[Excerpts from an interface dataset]
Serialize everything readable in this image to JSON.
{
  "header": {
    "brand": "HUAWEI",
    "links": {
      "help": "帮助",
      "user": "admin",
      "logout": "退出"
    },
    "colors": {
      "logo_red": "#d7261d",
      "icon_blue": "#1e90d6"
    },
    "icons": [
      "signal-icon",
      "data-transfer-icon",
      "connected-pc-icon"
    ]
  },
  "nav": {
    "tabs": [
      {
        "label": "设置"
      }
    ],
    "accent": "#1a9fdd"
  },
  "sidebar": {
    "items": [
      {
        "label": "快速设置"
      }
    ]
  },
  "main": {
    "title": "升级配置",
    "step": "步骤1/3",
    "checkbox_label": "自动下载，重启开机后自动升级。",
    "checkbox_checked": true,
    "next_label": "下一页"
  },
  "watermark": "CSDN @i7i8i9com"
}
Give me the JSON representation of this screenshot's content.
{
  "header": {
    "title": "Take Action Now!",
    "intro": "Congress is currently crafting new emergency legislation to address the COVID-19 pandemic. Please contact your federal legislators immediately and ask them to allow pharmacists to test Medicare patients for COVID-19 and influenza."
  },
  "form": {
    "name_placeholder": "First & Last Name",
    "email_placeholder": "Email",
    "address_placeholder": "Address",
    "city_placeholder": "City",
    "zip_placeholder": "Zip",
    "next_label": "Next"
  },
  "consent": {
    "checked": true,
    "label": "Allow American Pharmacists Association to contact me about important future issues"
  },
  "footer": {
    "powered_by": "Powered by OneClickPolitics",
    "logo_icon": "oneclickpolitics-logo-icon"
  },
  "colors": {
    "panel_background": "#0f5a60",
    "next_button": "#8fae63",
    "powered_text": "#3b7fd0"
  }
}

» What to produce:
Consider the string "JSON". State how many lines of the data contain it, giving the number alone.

» Answer to this task:
2